Only once in my life did I have a brand new, drive-off-the- lot, new car, complete with that new car smell. For some time, I took extra precautions to avoid getting little dents in the doors from other car doors and was even tempted to take the middle out of two parking spaces like I had seen some people do, but always managed to restrain myself. There was no eating (and most definitely no smoking) in the car. The first scratch on a new car is a blessing, bringing on the sigh of resignation that it is, after all, just an automobile. A mode of transportation. A machine that's whole purpose in life is to get from point A to point B faster than walking or riding a horse. Suddenly the pressure to treat it like a china doll is gone. Life is so full of much more meaningful issues, don't ya think?

One might feel like the prestige of obtaining one's license to drive is similar, in that you want to keep your driving record meticulously spotless. You subconsciously hold your breath, fearing the first citation to mar your otherwise flawless performance. Then, it happens. After that, you can breathe easier, knowing it has finally happened and you can get on with the business of living.

So this morning, on the way to school, my granddaughter, Cheyenne was involved in an accident with, gratefully, no one being seriously injured (only seriously shaken). I understand both cars will most likely be totaled, but I have learned that it is only about money and inconvenience and we can handle that.

The driver of the other car, who just happened to be a personal friend of ours from church, was extremely complimentary of Cheyenne, saying that Chey immediately got out of the car and went over to see about her. Even in a moment of great stress, Chey had her priorities straight.

Not having had the benefit of a driving school class, I remember being a newly licensed driver when MY first accident occurred. I failed to yield at a yield sign. I was raised in the country and learned to drive on rustic roads. The understanding of a yield sign had not really registered with me so it was clearly my fault. One of the back fenders had a substantial dent in it and I dreaded telling my parents about it. As I had envisioned, my father began raging about how expensive it was going to be to get it repaired and that our insurance would automatically be increased (all true), etc., etc. Then my mother came out to assess the damage, was quiet for a minute and then interrupted my daddy by saying, "Oh Ray, I could've KICKED a dent in it bigger than that!" ... at which time she dramatically kicked the fender! My dad just stopped yelling and walked off. My mom's words and actions put everything back in perspective. No one was hurt. It was only about money and inconvenience. She was my best friend for a time.

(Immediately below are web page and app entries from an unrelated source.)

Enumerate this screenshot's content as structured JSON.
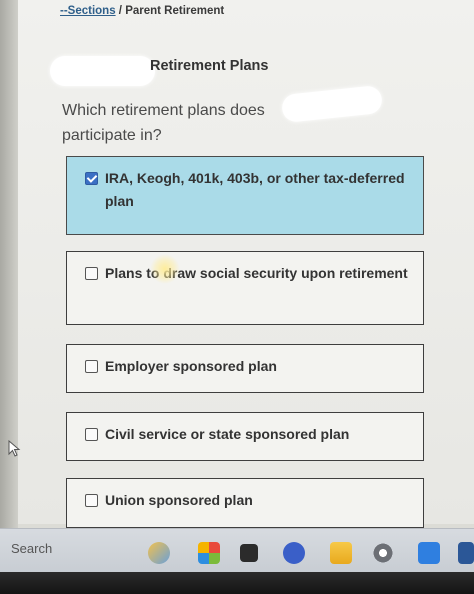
{
  "breadcrumb": {
    "link": "--Sections",
    "separator": " / ",
    "current": "Parent Retirement"
  },
  "page_title": "Retirement Plans",
  "question": {
    "line1": "Which retirement plans does",
    "line2": "participate in?"
  },
  "options": [
    {
      "label": "IRA, Keogh, 401k, 403b, or other tax-deferred plan",
      "checked": true
    },
    {
      "label": "Plans to draw social security upon retirement",
      "checked": false
    },
    {
      "label": "Employer sponsored plan",
      "checked": false
    },
    {
      "label": "Civil service or state sponsored plan",
      "checked": false
    },
    {
      "label": "Union sponsored plan",
      "checked": false
    }
  ],
  "taskbar": {
    "search_label": "Search",
    "icons": [
      "weather-icon",
      "store-icon",
      "file-explorer-icon",
      "video-call-icon",
      "folder-icon",
      "settings-icon",
      "grammarly-icon",
      "word-icon"
    ]
  },
  "colors": {
    "selected_option_bg": "#aadbe8",
    "checkbox_checked": "#3a6fc4",
    "taskbar_bg": "#d7dbe0"
  }
}
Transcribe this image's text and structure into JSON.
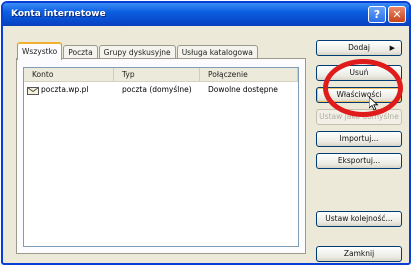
{
  "window": {
    "title": "Konta internetowe",
    "help_glyph": "?",
    "close_glyph": "✕"
  },
  "tabs": [
    {
      "label": "Wszystko",
      "active": true
    },
    {
      "label": "Poczta",
      "active": false
    },
    {
      "label": "Grupy dyskusyjne",
      "active": false
    },
    {
      "label": "Usługa katalogowa",
      "active": false
    }
  ],
  "list": {
    "columns": [
      "Konto",
      "Typ",
      "Połączenie"
    ],
    "rows": [
      {
        "account": "poczta.wp.pl",
        "type": "poczta (domyślne)",
        "connection": "Dowolne dostępne",
        "icon": "mail-account-icon"
      }
    ]
  },
  "buttons": {
    "add": "Dodaj",
    "remove": "Usuń",
    "properties": "Właściwości",
    "set_default": "Ustaw jako domyślne",
    "import": "Importuj...",
    "export": "Eksportuj...",
    "set_order": "Ustaw kolejność...",
    "close": "Zamknij"
  },
  "colors": {
    "title_bar": "#0b5fe0",
    "highlight_circle": "#e01b1b",
    "active_tab_accent": "#f0b030"
  }
}
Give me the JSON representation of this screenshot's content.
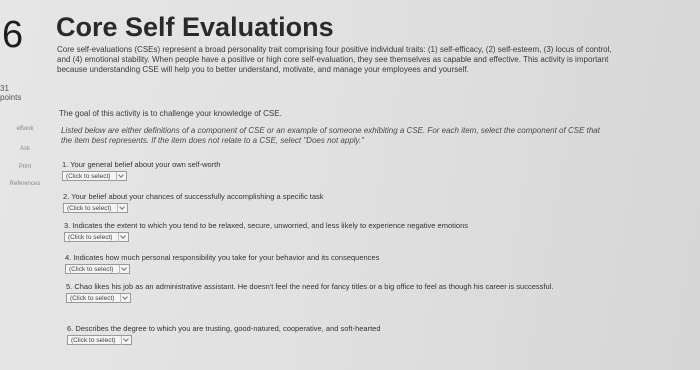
{
  "header": {
    "question_number": "6",
    "title": "Core Self Evaluations"
  },
  "sidebar": {
    "points_value": "31",
    "points_label": "points",
    "links": [
      "eBook",
      "Ask",
      "Print",
      "References"
    ]
  },
  "content": {
    "intro": "Core self-evaluations (CSEs) represent a broad personality trait comprising four positive individual traits: (1) self-efficacy, (2) self-esteem, (3) locus of control, and (4) emotional stability. When people have a positive or high core self-evaluation, they see themselves as capable and effective. This activity is important because understanding CSE will help you to better understand, motivate, and manage your employees and yourself.",
    "goal": "The goal of this activity is to challenge your knowledge of CSE.",
    "instructions": "Listed below are either definitions of a component of CSE or an example of someone exhibiting a CSE. For each item, select the component of CSE that the item best represents. If the item does not relate to a CSE, select \"Does not apply.\""
  },
  "items": [
    {
      "text": "1. Your general belief about your own self-worth",
      "select": "(Click to select)"
    },
    {
      "text": "2. Your belief about your chances of successfully accomplishing a specific task",
      "select": "(Click to select)"
    },
    {
      "text": "3. Indicates the extent to which you tend to be relaxed, secure, unworried, and less likely to experience negative emotions",
      "select": "(Click to select)"
    },
    {
      "text": "4. Indicates how much personal responsibility you take for your behavior and its consequences",
      "select": "(Click to select)"
    },
    {
      "text": "5. Chao likes his job as an administrative assistant. He doesn't feel the need for fancy titles or a big office to feel as though his career is successful.",
      "select": "(Click to select)"
    },
    {
      "text": "6. Describes the degree to which you are trusting, good-natured, cooperative, and soft-hearted",
      "select": "(Click to select)"
    }
  ]
}
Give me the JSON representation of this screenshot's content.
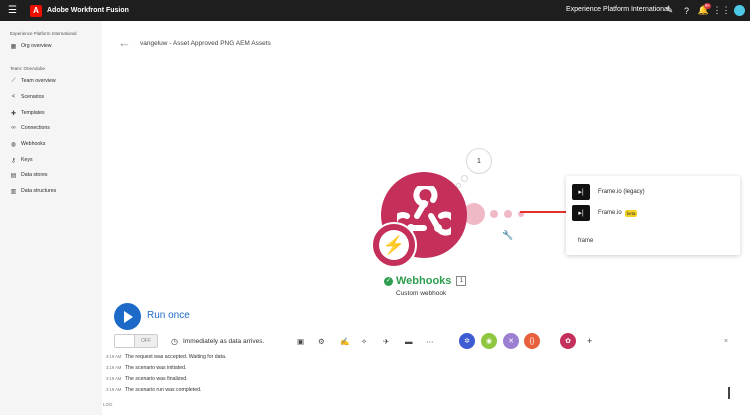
{
  "topbar": {
    "menu_icon": "hamburger-icon",
    "logo_letter": "A",
    "app_name": "Adobe Workfront Fusion",
    "org_name": "Experience Platform International",
    "notification_count": "9+"
  },
  "sidebar": {
    "org_label": "Experience Platform International",
    "org_overview": "Org overview",
    "team_label": "Team: OneAdobe",
    "items": [
      {
        "label": "Team overview",
        "icon": "chart-icon"
      },
      {
        "label": "Scenarios",
        "icon": "share-icon"
      },
      {
        "label": "Templates",
        "icon": "puzzle-icon"
      },
      {
        "label": "Connections",
        "icon": "link-icon"
      },
      {
        "label": "Webhooks",
        "icon": "globe-icon"
      },
      {
        "label": "Keys",
        "icon": "key-icon"
      },
      {
        "label": "Data stores",
        "icon": "database-icon"
      },
      {
        "label": "Data structures",
        "icon": "structure-icon"
      }
    ]
  },
  "scenario": {
    "back_icon": "←",
    "title": "vangeluw - Asset Approved PNG AEM Assets",
    "bubble_count": "1",
    "module_name": "Webhooks",
    "module_count": "1",
    "module_subtitle": "Custom webhook"
  },
  "popup": {
    "items": [
      {
        "label": "Frame.io (legacy)",
        "beta": ""
      },
      {
        "label": "Frame.io",
        "beta": "beta"
      }
    ],
    "search_value": "frame"
  },
  "toolbar": {
    "run_label": "Run once",
    "toggle_label": "OFF",
    "schedule_text": "Immediately as data arrives.",
    "plus": "+",
    "close": "×"
  },
  "log": {
    "label": "LOG",
    "entries": [
      {
        "time": "3:19 AM",
        "text": "The request was accepted. Waiting for data."
      },
      {
        "time": "3:19 AM",
        "text": "The scenario was initiated."
      },
      {
        "time": "3:19 AM",
        "text": "The scenario was finalized."
      },
      {
        "time": "3:19 AM",
        "text": "The scenario run was completed."
      }
    ]
  },
  "colors": {
    "accent": "#1c69c8",
    "webhook": "#c4305a",
    "success": "#2d9d4f",
    "arrow": "#e2312a"
  }
}
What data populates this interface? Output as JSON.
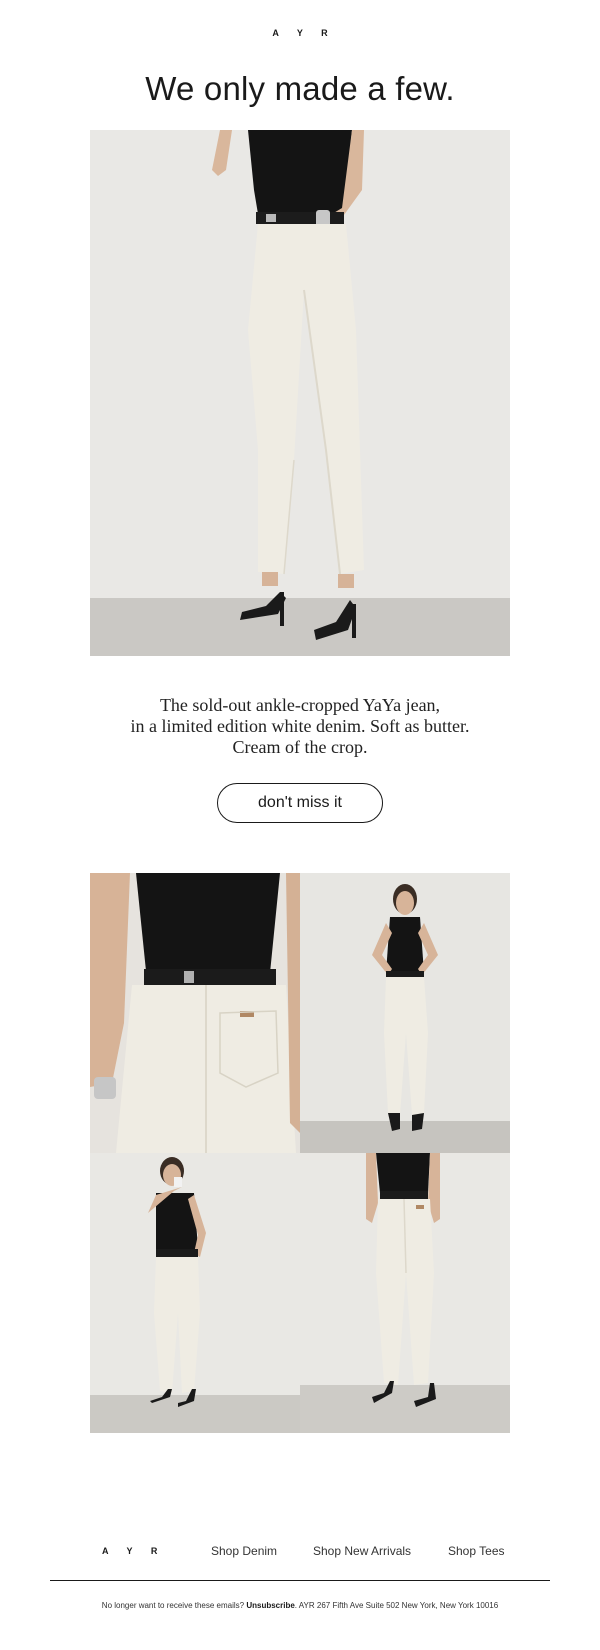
{
  "brand": {
    "logo": "A Y R"
  },
  "headline": "We only made a few.",
  "hero_image": {
    "subject": "model-in-white-jeans-and-black-tank-hero"
  },
  "body_copy": {
    "line1": "The sold-out ankle-cropped YaYa jean,",
    "line2": "in a limited edition white denim. Soft as butter.",
    "line3": "Cream of the crop."
  },
  "cta": {
    "label": "don't miss it"
  },
  "gallery": [
    {
      "subject": "back-pocket-closeup"
    },
    {
      "subject": "full-length-front-hands-on-hips"
    },
    {
      "subject": "full-length-front-drinking"
    },
    {
      "subject": "full-length-back"
    }
  ],
  "footer": {
    "logo": "A Y R",
    "links": [
      "Shop Denim",
      "Shop New Arrivals",
      "Shop Tees"
    ],
    "legal_prefix": "No longer want to receive these emails? ",
    "unsubscribe": "Unsubscribe",
    "legal_suffix": ". AYR 267 Fifth Ave Suite 502 New York, New York 10016"
  },
  "colors": {
    "background": "#ffffff",
    "text": "#1a1a1a",
    "photo_wall": "#e9e8e5",
    "photo_floor": "#c9c7c3",
    "denim_white": "#efece3",
    "tank_black": "#141414"
  }
}
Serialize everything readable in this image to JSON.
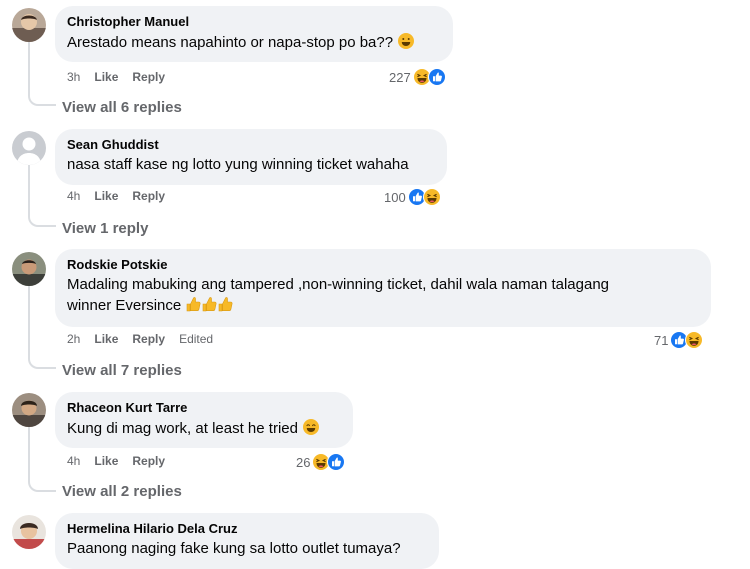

Once again, that's why EXPERIENCE is the best teacher ~ it gives you the TEST first and then the LESSON.

Now, Cheyenne can relax, armed with this new experience and focus on the present.

"Forget about the past ~ it's history,
Don't think about the future ~ it's a mystery,
Focus on the present because it is a gift,
That's why it is called 'the present'".